[Source material — start]

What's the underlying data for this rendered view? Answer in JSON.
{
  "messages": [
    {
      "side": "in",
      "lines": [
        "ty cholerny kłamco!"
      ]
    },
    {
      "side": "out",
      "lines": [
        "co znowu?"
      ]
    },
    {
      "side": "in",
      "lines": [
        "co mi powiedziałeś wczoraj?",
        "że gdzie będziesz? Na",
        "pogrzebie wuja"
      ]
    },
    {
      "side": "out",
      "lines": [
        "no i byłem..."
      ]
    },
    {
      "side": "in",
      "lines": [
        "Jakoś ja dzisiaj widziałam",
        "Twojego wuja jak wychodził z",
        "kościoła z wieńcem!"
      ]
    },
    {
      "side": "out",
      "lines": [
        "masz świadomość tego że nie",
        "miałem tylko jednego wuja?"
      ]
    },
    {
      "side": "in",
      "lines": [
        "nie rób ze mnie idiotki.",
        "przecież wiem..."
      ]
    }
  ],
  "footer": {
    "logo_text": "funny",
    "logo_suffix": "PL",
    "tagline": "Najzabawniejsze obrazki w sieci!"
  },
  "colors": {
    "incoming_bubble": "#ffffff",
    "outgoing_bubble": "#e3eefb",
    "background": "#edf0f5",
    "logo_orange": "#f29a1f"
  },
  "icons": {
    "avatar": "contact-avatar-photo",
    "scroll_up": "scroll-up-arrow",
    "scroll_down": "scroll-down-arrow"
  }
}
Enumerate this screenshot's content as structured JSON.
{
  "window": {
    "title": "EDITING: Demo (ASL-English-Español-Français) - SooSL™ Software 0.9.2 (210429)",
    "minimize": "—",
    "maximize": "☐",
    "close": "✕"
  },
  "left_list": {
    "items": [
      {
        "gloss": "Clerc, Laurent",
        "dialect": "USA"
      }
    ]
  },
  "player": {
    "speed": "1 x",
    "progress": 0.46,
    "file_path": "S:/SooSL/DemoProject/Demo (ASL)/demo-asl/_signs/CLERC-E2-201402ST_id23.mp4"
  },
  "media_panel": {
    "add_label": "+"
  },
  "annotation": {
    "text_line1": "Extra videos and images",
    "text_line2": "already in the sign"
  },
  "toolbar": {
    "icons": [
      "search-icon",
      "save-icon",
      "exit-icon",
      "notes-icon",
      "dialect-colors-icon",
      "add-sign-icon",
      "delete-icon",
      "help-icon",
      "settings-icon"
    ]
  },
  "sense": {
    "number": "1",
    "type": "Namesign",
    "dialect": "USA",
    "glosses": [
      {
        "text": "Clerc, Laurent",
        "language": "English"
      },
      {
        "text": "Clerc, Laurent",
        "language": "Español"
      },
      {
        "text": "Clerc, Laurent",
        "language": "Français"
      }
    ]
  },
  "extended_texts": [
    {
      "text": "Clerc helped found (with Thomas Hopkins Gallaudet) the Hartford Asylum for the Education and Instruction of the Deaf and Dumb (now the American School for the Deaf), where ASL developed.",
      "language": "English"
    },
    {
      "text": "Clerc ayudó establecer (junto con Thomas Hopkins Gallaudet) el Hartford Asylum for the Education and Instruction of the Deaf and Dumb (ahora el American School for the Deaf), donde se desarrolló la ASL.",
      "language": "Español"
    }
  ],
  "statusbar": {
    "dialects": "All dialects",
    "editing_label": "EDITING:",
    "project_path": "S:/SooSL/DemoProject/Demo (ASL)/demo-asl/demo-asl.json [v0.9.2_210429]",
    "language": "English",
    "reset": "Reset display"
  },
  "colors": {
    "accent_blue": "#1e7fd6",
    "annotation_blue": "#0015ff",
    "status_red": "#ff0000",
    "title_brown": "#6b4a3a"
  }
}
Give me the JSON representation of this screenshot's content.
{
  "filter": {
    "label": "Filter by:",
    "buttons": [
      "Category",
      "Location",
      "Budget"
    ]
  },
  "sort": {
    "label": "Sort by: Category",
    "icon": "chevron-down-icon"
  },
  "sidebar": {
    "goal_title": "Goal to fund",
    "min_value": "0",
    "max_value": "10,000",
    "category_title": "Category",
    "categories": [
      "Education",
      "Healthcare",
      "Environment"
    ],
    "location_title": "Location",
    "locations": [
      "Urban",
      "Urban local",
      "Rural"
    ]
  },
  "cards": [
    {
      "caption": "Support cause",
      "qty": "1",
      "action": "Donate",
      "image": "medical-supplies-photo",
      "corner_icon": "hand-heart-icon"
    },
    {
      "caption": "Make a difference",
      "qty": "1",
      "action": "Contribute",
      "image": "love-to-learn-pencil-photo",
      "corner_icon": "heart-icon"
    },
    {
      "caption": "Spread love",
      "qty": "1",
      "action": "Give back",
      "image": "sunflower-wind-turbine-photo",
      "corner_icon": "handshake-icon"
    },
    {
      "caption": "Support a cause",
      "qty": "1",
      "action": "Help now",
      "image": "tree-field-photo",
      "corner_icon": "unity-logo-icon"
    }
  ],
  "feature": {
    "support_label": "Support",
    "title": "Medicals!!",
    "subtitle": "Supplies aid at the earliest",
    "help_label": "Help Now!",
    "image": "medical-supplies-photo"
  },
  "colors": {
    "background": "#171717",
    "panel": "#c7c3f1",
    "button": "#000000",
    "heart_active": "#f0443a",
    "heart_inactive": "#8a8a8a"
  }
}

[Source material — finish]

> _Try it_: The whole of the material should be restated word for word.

> _Answer space_:
What's the underlying data for this rendered view? Answer in JSON.
{
  "messages": [
    {
      "side": "in",
      "lines": [
        "ty cholerny kłamco!"
      ]
    },
    {
      "side": "out",
      "lines": [
        "co znowu?"
      ]
    },
    {
      "side": "in",
      "lines": [
        "co mi powiedziałeś wczoraj?",
        "że gdzie będziesz? Na",
        "pogrzebie wuja"
      ]
    },
    {
      "side": "out",
      "lines": [
        "no i byłem..."
      ]
    },
    {
      "side": "in",
      "lines": [
        "Jakoś ja dzisiaj widziałam",
        "Twojego wuja jak wychodził z",
        "kościoła z wieńcem!"
      ]
    },
    {
      "side": "out",
      "lines": [
        "masz świadomość tego że nie",
        "miałem tylko jednego wuja?"
      ]
    },
    {
      "side": "in",
      "lines": [
        "nie rób ze mnie idiotki.",
        "przecież wiem..."
      ]
    }
  ],
  "footer": {
    "logo_text": "funny",
    "logo_suffix": "PL",
    "tagline": "Najzabawniejsze obrazki w sieci!"
  },
  "colors": {
    "incoming_bubble": "#ffffff",
    "outgoing_bubble": "#e3eefb",
    "background": "#edf0f5",
    "logo_orange": "#f29a1f"
  },
  "icons": {
    "avatar": "contact-avatar-photo",
    "scroll_up": "scroll-up-arrow",
    "scroll_down": "scroll-down-arrow"
  }
}
Enumerate this screenshot's content as structured JSON.
{
  "window": {
    "title": "EDITING: Demo (ASL-English-Español-Français) - SooSL™ Software 0.9.2 (210429)",
    "minimize": "—",
    "maximize": "☐",
    "close": "✕"
  },
  "left_list": {
    "items": [
      {
        "gloss": "Clerc, Laurent",
        "dialect": "USA"
      }
    ]
  },
  "player": {
    "speed": "1 x",
    "progress": 0.46,
    "file_path": "S:/SooSL/DemoProject/Demo (ASL)/demo-asl/_signs/CLERC-E2-201402ST_id23.mp4"
  },
  "media_panel": {
    "add_label": "+"
  },
  "annotation": {
    "text_line1": "Extra videos and images",
    "text_line2": "already in the sign"
  },
  "toolbar": {
    "icons": [
      "search-icon",
      "save-icon",
      "exit-icon",
      "notes-icon",
      "dialect-colors-icon",
      "add-sign-icon",
      "delete-icon",
      "help-icon",
      "settings-icon"
    ]
  },
  "sense": {
    "number": "1",
    "type": "Namesign",
    "dialect": "USA",
    "glosses": [
      {
        "text": "Clerc, Laurent",
        "language": "English"
      },
      {
        "text": "Clerc, Laurent",
        "language": "Español"
      },
      {
        "text": "Clerc, Laurent",
        "language": "Français"
      }
    ]
  },
  "extended_texts": [
    {
      "text": "Clerc helped found (with Thomas Hopkins Gallaudet) the Hartford Asylum for the Education and Instruction of the Deaf and Dumb (now the American School for the Deaf), where ASL developed.",
      "language": "English"
    },
    {
      "text": "Clerc ayudó establecer (junto con Thomas Hopkins Gallaudet) el Hartford Asylum for the Education and Instruction of the Deaf and Dumb (ahora el American School for the Deaf), donde se desarrolló la ASL.",
      "language": "Español"
    }
  ],
  "statusbar": {
    "dialects": "All dialects",
    "editing_label": "EDITING:",
    "project_path": "S:/SooSL/DemoProject/Demo (ASL)/demo-asl/demo-asl.json [v0.9.2_210429]",
    "language": "English",
    "reset": "Reset display"
  },
  "colors": {
    "accent_blue": "#1e7fd6",
    "annotation_blue": "#0015ff",
    "status_red": "#ff0000",
    "title_brown": "#6b4a3a"
  }
}
Give me the JSON representation of this screenshot's content.
{
  "filter": {
    "label": "Filter by:",
    "buttons": [
      "Category",
      "Location",
      "Budget"
    ]
  },
  "sort": {
    "label": "Sort by: Category",
    "icon": "chevron-down-icon"
  },
  "sidebar": {
    "goal_title": "Goal to fund",
    "min_value": "0",
    "max_value": "10,000",
    "category_title": "Category",
    "categories": [
      "Education",
      "Healthcare",
      "Environment"
    ],
    "location_title": "Location",
    "locations": [
      "Urban",
      "Urban local",
      "Rural"
    ]
  },
  "cards": [
    {
      "caption": "Support cause",
      "qty": "1",
      "action": "Donate",
      "image": "medical-supplies-photo",
      "corner_icon": "hand-heart-icon"
    },
    {
      "caption": "Make a difference",
      "qty": "1",
      "action": "Contribute",
      "image": "love-to-learn-pencil-photo",
      "corner_icon": "heart-icon"
    },
    {
      "caption": "Spread love",
      "qty": "1",
      "action": "Give back",
      "image": "sunflower-wind-turbine-photo",
      "corner_icon": "handshake-icon"
    },
    {
      "caption": "Support a cause",
      "qty": "1",
      "action": "Help now",
      "image": "tree-field-photo",
      "corner_icon": "unity-logo-icon"
    }
  ],
  "feature": {
    "support_label": "Support",
    "title": "Medicals!!",
    "subtitle": "Supplies aid at the earliest",
    "help_label": "Help Now!",
    "image": "medical-supplies-photo"
  },
  "colors": {
    "background": "#171717",
    "panel": "#c7c3f1",
    "button": "#000000",
    "heart_active": "#f0443a",
    "heart_inactive": "#8a8a8a"
  }
}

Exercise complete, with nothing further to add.